## Task statement
Extract each line of the records below that contains the word "volume".

───

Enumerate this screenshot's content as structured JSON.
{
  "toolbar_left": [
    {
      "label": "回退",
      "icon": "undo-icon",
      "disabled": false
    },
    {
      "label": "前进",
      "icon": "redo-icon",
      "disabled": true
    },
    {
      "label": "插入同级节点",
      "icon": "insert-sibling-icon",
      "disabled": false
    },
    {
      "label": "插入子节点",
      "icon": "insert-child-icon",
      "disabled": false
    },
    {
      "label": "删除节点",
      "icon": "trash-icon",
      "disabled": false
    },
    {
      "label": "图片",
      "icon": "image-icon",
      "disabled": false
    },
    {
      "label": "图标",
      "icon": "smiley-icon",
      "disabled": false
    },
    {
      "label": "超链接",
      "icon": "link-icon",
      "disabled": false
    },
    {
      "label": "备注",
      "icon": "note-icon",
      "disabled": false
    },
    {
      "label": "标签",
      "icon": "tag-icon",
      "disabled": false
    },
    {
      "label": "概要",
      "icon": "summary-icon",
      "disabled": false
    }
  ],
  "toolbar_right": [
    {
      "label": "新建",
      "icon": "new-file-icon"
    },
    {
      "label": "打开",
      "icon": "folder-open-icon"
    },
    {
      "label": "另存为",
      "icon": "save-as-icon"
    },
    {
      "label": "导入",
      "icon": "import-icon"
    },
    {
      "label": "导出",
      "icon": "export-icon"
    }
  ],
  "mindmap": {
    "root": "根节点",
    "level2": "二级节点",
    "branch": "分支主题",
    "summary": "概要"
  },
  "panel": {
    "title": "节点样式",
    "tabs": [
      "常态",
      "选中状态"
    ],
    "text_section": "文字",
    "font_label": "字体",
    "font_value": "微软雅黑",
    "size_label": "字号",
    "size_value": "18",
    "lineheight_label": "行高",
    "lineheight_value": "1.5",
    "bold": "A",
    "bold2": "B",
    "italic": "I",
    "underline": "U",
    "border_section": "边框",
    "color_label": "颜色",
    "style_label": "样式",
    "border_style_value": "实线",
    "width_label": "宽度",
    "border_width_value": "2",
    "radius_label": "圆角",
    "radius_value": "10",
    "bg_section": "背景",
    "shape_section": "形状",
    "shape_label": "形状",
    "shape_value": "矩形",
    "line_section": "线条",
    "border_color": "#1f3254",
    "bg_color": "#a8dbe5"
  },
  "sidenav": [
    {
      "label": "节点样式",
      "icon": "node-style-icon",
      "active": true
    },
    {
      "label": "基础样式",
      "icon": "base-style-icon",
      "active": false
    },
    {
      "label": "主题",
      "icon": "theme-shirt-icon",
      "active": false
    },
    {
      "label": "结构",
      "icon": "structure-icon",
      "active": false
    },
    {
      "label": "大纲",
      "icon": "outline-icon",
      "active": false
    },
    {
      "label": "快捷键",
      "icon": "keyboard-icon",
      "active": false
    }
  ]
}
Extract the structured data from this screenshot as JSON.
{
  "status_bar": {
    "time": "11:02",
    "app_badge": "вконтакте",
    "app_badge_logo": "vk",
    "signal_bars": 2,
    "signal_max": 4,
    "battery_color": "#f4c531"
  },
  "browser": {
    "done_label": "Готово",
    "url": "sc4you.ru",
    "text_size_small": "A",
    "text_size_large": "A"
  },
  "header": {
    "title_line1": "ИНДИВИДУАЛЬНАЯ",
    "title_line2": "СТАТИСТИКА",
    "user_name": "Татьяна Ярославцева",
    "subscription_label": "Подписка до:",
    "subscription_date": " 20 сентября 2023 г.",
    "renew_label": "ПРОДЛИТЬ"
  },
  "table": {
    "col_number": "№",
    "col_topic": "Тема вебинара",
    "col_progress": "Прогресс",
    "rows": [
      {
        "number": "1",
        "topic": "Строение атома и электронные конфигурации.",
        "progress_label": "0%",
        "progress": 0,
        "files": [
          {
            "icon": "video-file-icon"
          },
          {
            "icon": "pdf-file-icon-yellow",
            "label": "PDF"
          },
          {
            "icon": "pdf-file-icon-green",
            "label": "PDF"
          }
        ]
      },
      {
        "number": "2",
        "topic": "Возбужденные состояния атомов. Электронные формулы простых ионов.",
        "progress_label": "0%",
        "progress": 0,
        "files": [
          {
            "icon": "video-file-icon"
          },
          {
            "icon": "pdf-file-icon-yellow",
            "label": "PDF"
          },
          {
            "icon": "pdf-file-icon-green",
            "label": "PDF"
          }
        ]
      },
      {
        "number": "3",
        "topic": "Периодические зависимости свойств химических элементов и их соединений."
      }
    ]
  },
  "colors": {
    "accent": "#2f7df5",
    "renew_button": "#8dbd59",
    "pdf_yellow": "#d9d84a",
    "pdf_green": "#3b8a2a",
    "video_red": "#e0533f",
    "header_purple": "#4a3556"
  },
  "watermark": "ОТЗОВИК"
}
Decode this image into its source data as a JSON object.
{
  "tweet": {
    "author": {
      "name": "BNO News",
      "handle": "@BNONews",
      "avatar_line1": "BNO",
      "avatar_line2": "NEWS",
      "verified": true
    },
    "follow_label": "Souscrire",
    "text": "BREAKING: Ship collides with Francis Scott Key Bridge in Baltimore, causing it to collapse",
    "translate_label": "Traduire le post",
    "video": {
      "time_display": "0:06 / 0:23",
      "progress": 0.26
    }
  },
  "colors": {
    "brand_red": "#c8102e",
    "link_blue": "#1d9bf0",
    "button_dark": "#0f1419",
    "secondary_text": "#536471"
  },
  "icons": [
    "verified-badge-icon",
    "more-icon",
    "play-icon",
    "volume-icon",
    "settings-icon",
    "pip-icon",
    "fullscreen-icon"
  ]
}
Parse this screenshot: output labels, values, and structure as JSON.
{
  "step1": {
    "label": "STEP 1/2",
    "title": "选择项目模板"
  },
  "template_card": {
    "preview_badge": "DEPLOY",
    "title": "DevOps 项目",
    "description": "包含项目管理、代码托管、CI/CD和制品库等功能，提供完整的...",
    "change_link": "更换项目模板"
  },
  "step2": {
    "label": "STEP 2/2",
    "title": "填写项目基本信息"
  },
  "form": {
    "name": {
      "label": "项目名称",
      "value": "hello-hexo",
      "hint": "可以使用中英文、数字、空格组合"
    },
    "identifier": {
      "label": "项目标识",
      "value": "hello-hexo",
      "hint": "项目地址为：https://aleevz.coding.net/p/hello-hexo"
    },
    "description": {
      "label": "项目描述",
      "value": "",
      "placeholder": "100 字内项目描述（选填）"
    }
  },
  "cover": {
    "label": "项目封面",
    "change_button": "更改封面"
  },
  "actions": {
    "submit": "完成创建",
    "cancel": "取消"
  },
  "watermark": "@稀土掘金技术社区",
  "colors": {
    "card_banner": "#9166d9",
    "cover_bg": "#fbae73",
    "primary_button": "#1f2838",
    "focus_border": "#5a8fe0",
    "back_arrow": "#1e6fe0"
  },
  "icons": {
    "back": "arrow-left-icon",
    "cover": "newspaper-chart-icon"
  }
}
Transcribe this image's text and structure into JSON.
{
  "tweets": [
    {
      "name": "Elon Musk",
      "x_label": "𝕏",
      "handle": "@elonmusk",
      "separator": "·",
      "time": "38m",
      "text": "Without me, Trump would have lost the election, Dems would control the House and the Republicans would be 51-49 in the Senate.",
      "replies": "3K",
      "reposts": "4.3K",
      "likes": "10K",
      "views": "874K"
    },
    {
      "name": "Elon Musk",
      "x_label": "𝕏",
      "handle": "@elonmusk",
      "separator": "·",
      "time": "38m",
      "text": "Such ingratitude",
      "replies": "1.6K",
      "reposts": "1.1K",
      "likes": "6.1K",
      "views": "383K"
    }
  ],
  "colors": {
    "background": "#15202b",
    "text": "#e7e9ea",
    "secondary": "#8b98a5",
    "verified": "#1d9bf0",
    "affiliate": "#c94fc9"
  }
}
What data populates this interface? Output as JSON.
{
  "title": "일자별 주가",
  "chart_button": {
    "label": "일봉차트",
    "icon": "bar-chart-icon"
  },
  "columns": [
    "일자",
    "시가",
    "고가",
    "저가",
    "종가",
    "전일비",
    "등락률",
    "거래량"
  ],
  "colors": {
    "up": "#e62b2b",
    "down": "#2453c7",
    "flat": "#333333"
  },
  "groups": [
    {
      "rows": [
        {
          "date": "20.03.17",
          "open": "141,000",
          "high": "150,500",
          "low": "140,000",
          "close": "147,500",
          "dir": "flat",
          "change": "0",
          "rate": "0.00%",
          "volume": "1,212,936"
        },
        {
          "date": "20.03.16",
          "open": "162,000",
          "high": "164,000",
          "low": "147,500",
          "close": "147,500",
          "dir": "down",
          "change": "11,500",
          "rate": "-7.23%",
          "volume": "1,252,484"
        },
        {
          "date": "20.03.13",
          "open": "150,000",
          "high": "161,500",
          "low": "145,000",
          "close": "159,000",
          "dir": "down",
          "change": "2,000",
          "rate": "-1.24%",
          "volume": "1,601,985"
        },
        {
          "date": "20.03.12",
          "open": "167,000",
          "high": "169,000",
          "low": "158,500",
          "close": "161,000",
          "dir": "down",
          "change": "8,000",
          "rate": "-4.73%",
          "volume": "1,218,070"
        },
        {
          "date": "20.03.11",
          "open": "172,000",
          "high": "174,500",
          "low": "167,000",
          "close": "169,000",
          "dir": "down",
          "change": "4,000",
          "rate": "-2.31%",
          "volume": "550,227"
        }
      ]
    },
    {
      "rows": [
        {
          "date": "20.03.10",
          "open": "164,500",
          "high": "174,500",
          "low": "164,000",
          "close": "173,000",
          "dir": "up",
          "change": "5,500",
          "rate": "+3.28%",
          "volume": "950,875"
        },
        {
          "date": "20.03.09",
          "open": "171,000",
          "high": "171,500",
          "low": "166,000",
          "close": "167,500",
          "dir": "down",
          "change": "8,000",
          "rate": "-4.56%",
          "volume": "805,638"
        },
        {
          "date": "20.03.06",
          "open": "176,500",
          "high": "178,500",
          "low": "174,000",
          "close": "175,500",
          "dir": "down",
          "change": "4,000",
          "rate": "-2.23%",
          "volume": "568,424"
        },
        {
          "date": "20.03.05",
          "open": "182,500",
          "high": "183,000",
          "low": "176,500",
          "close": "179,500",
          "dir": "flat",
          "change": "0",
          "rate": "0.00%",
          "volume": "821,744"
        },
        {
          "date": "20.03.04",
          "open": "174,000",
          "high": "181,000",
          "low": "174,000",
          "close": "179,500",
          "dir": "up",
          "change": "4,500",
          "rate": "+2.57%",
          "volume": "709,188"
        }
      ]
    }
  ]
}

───

## Task output
    "volume-icon",
          "volume": "1,212,936"
          "volume": "1,252,484"
          "volume": "1,601,985"
          "volume": "1,218,070"
          "volume": "550,227"
          "volume": "950,875"
          "volume": "805,638"
          "volume": "568,424"
          "volume": "821,744"
          "volume": "709,188"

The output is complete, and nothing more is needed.